It’s Spring Training and, once again, my beloved Texas Rangers are at risk of of starting off the season damaged and in a weakened state with the possibility of our expensive ace pitcher, Yu Darvish, in need of the dreaded Tommy John surgery. A surgery that can lay a pitcher out for anywhere from six months to a year. A trend that is seemingly unavoidable with pitchers nowadays with an average 18.6 pitchers per year going under the knife since 2000, has led to questions wide and far regarding player safety and health from pitch counts to inning limits even talk of lowering the mound to reduce strain on the elbow.

Simultaneously, Major League Baseball (MLB) has been struggling to retain a young audience with an average fan age of 55 (the only sport with an older fan base is golf) according to an April 2014 Bloomberg report. The MLB has been attempting to speed up the game to address the complaint that games are too long and too slow. In talking with some of my non-baseball-watching-friends, they have continually expressed how there are flat out too many games.

Which brings me to my thesis. Baseball needs to shorten the season to 81 games. Cut it in half. Play every other day. There is no need for back to back games and people get tired of watching baseball games by the All-Star break. Here is why a shortened and spread out season will help MLB’s players and draw in a younger crowd:

  1. Playing less games means less strain on the players who play during the hottest months of the year. Rest will keep your pitching arms fresh, batting back’s strong, catcher’s knees limber. With a healthy roster, each team will be able to field a better team which makes it more interesting to watch.
  2. With a spread out season, pitchers will get more rest than ever.
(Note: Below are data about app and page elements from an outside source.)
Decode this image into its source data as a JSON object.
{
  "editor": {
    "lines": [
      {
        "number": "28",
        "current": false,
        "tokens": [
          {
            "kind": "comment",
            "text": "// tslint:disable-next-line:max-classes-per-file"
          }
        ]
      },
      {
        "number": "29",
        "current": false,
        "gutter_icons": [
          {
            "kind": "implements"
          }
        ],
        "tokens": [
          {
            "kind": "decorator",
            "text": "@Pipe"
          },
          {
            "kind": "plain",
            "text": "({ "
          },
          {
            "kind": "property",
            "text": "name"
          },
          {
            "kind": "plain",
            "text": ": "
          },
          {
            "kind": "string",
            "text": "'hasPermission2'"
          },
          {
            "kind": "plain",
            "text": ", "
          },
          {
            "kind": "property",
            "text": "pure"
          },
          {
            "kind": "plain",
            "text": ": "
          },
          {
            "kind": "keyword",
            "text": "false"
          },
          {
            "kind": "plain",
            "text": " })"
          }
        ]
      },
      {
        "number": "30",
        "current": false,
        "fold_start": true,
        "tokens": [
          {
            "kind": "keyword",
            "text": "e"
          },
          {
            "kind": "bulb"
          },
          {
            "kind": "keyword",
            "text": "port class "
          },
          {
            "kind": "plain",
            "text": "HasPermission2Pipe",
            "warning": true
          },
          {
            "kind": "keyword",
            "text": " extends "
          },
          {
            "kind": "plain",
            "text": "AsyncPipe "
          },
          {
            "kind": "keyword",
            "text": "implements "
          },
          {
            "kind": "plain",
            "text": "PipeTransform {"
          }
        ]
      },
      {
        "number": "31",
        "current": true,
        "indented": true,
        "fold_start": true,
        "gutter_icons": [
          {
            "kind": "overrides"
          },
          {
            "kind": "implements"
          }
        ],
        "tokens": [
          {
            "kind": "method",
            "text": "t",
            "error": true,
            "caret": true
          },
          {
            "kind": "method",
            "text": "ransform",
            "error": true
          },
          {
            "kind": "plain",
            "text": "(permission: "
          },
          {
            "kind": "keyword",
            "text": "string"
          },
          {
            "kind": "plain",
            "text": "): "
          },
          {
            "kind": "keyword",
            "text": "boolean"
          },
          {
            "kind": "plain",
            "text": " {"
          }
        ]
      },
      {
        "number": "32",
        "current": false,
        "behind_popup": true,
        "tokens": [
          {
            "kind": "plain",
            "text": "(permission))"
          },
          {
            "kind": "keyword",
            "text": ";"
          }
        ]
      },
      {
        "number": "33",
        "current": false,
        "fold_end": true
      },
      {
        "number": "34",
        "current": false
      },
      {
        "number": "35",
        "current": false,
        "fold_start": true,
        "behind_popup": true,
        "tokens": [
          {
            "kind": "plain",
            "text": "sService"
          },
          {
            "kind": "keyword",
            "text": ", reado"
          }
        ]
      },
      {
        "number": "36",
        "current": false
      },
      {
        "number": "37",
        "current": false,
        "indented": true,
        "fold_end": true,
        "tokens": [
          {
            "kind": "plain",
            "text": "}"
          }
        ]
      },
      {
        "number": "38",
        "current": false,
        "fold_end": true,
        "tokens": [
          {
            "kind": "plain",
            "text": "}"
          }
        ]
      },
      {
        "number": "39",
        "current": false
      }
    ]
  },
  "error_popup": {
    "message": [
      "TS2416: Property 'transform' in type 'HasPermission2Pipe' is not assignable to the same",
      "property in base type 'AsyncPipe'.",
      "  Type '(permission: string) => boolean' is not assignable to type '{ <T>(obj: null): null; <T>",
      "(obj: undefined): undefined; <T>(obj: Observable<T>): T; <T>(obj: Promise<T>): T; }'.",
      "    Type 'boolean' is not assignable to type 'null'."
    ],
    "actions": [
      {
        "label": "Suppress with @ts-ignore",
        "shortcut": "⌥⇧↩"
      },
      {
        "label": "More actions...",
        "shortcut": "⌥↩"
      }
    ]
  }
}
This means we won’t need more than 4 or 5 starting pitchers. Each of the best pitchers throws once a week. It will always be a show down between good teams and their best pitchers. This also means a better bullpen, better closers, and all around better games.
  3. The emphasis will be on the week long series and making sure to win each one to insure a place in the playoffs. each series becomes a bigger event and a loss is much more devastating. The reasons football is so popular is because it only has one game a week. It’s easy keep up with when most of us are off on Sundays and have the overwhelming feeling that each game matters. If the MLB put emphasis on how important each series is and how few there are, it would make for a more intriguing event where young people will not get worn out like they do on 162 games.

With this basic layout of a plan, we can solve the identity crisis which would drive ratings, attendance, and player health all at once. It’s highly unlikely that this will ever be the case. So in the meantime, enjoy the injury talks and seeing AAA ballplayers taking ace roles when they aren’t ready. Enjoy seeing teams take years to rebuild, as the Rangers seem to be stuck doing. Enjoy the lack of urgent competition that keeps the young people from thinking that each game is important. I try to stay a romantic tradtionalist when it comes to baseball, but the times have come to show that baseball has to evolve of watch its fan base die off of old age.